Two pilot WildWays sites have been introduced on roadside grass verges in Chessington to create wildflower meadows, as part of Kingston Council’s commitment to creating a cleaner, greener borough.

To help boost local biodiversity, a different method of verge management will be used at Gilders Road Roundabout and the smaller Hunters Road Triangle, along with seven other areas across the borough.

During the first year the grass will be allowed to grow longer, it will then be cut and removed. This will help lower the nutrient level of the soil, resulting in a reduction of grass growth and allowing more space for wildflowers to emerge. As a result, meadow-like areas will form and perennial wildflowers will begin to flourish providing forage for pollinators, including butterflies and bumblebees.

Sarah Ireland, Executive Director of Corporate & Communities, Kingston Council, said: “We want to create environments in which both people and wildlife can thrive alongside one another.

“In 2019, almost 400 residents had their say on how they would like to see our green spaces managed in the future, with overwhelming support for ‘natural not cultivated’ wildlife-friendly adjustments.

“WildWays is one of many new practices we have begun to roll out across the borough in support of this new vision.
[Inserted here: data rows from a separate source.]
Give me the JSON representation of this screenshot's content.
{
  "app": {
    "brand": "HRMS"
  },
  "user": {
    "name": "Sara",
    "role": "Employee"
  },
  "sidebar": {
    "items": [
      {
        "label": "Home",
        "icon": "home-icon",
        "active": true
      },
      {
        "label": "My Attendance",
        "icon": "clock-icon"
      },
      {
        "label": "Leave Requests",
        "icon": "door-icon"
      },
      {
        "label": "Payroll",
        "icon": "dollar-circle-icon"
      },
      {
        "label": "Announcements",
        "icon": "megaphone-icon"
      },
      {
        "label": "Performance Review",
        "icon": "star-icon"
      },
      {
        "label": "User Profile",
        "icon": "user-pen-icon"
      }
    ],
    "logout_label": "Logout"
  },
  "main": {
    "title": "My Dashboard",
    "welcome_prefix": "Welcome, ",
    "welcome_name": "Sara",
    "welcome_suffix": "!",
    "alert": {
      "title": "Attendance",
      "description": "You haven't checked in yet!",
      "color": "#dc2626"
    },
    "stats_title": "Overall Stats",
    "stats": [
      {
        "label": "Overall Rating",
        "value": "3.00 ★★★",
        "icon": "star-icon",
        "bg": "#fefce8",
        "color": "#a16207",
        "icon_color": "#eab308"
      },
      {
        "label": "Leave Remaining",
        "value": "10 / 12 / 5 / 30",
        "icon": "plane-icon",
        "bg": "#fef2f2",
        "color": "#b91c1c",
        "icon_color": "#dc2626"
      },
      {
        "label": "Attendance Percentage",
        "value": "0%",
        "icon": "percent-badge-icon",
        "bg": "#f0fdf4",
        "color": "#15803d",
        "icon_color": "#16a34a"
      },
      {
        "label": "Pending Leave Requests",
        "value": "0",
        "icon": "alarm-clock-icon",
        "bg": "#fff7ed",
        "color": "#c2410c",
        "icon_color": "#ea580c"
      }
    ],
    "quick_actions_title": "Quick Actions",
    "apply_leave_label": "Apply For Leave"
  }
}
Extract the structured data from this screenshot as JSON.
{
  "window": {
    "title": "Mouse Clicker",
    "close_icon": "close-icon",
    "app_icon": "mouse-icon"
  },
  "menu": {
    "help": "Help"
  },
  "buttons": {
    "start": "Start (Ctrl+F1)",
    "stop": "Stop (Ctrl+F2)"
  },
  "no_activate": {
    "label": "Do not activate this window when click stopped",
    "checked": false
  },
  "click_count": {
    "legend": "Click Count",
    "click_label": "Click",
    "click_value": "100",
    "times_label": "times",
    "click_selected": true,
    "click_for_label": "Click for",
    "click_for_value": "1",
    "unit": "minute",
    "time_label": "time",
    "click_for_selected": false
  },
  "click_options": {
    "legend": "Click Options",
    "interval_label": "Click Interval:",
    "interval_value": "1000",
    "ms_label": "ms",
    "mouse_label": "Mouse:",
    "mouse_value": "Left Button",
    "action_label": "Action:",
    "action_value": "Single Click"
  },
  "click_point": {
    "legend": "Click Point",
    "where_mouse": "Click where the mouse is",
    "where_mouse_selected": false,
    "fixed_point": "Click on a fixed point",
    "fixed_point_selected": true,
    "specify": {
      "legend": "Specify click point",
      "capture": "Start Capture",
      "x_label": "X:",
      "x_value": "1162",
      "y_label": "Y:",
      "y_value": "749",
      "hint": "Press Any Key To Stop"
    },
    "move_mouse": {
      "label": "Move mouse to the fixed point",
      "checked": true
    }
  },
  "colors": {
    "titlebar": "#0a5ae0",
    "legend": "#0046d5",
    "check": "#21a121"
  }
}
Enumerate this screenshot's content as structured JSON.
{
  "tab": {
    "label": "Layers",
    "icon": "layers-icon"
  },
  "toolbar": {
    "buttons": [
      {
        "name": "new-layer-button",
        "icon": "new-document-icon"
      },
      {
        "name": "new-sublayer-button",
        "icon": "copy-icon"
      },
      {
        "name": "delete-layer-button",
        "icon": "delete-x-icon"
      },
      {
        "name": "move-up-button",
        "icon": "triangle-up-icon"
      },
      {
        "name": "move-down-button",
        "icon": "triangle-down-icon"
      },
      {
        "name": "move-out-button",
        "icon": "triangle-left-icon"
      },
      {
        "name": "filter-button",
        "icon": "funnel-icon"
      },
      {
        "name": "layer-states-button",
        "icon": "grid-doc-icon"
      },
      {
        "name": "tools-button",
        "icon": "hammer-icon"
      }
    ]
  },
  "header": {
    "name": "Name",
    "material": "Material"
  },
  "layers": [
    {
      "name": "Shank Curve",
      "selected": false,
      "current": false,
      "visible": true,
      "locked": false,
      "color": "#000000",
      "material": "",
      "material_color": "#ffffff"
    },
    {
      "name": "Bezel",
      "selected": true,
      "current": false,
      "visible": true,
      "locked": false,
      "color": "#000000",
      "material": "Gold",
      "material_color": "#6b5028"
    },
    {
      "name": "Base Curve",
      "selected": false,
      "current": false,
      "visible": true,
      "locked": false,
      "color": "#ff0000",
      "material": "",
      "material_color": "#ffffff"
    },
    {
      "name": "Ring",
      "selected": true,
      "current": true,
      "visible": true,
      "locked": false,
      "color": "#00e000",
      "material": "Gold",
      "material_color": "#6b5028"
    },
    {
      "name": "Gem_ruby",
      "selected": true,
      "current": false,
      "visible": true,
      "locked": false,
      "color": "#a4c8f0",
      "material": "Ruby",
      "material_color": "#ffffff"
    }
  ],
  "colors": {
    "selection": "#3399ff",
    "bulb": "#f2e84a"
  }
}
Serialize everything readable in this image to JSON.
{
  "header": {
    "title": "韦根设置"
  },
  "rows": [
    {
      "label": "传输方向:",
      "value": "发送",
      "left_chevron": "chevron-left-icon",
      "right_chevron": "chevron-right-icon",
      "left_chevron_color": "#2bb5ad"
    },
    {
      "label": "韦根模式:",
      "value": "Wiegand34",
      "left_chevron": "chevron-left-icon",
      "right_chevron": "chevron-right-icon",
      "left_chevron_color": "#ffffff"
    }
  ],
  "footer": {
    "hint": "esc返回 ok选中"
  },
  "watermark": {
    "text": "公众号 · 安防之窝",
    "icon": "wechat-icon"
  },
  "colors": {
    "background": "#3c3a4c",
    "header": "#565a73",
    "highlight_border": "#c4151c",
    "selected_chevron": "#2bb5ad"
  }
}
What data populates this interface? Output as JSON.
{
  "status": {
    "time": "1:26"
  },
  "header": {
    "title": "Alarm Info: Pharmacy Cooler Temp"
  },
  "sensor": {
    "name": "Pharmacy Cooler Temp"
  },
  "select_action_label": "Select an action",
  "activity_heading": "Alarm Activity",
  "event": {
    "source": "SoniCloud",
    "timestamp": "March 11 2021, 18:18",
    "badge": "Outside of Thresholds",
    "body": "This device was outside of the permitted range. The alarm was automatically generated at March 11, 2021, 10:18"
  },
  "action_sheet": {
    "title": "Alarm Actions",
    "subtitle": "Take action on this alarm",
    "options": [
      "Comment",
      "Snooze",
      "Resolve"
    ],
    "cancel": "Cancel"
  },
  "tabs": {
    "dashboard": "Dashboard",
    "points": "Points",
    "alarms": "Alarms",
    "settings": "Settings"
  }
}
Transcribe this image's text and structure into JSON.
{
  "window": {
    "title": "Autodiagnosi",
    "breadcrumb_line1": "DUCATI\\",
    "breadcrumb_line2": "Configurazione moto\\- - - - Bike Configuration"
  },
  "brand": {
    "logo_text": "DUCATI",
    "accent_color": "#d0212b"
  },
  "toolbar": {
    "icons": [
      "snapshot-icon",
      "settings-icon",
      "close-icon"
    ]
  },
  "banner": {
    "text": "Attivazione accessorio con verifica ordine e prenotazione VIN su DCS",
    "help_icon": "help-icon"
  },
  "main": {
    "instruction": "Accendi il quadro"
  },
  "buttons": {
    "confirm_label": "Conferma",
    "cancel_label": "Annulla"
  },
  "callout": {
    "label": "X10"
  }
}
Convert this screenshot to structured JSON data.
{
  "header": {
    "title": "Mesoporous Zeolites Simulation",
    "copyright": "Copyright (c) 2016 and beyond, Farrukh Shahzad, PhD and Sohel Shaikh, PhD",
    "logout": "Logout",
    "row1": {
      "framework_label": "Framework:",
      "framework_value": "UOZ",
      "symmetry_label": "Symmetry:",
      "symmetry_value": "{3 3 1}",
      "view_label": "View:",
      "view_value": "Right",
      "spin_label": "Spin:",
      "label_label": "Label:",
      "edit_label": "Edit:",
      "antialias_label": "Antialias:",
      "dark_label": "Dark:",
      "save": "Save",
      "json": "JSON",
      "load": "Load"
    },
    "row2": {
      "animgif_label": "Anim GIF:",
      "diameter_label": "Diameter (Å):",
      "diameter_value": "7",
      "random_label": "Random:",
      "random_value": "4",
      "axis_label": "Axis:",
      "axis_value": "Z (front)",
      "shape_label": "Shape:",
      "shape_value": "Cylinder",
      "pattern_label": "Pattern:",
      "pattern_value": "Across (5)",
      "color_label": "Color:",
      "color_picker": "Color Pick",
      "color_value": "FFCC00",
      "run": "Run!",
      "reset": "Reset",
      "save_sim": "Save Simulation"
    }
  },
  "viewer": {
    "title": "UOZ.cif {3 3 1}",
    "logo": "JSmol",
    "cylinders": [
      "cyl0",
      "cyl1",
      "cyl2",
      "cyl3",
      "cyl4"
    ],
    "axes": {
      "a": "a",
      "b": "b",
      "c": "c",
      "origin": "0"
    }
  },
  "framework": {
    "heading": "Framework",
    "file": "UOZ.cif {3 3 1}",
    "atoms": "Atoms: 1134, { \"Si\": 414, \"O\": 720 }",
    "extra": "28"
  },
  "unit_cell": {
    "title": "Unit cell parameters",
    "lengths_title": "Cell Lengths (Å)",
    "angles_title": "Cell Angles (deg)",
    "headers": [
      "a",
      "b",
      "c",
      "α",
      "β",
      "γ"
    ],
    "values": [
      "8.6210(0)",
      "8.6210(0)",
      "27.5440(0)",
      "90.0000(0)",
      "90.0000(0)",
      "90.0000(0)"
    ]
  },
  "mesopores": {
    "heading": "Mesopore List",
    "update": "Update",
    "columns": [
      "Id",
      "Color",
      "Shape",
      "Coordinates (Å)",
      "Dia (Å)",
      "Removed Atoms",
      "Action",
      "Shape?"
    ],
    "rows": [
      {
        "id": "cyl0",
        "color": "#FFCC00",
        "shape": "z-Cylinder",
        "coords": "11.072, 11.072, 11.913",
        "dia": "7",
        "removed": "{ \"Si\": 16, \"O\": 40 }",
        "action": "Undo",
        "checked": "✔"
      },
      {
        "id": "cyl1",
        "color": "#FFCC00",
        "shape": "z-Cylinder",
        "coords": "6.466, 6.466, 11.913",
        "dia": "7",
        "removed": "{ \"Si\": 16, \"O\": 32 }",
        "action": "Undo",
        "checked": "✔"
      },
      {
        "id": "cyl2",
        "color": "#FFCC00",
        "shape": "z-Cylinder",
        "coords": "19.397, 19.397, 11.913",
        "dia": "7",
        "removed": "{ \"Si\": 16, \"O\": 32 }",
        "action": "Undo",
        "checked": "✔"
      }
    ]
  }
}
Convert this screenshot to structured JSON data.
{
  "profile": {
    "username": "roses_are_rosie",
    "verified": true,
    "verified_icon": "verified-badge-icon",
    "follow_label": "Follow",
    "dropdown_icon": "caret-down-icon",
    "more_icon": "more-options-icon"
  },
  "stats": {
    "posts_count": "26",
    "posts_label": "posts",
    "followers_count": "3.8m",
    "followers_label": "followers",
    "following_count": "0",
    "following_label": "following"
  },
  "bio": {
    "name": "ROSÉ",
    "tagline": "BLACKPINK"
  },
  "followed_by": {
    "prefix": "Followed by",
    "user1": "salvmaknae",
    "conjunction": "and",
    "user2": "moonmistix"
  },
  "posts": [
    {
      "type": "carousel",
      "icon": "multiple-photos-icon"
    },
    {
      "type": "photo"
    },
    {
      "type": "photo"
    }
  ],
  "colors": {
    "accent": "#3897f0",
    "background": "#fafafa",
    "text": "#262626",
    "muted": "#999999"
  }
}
Other initiatives include: introducing biobeds (raised beds planted with robust species to support urban pollinators), supporting the establishment of new community orchards and piloting traditional grassland grazing.

“Our new WildWays meadows will take some time to establish so residents are encouraged to visit Let’s Talk to find out what the process involves and what the final results will look like.

“Whilst you’re there we would love to hear your thoughts on the scheme and if this is something you would like to see implemented borough-wide.”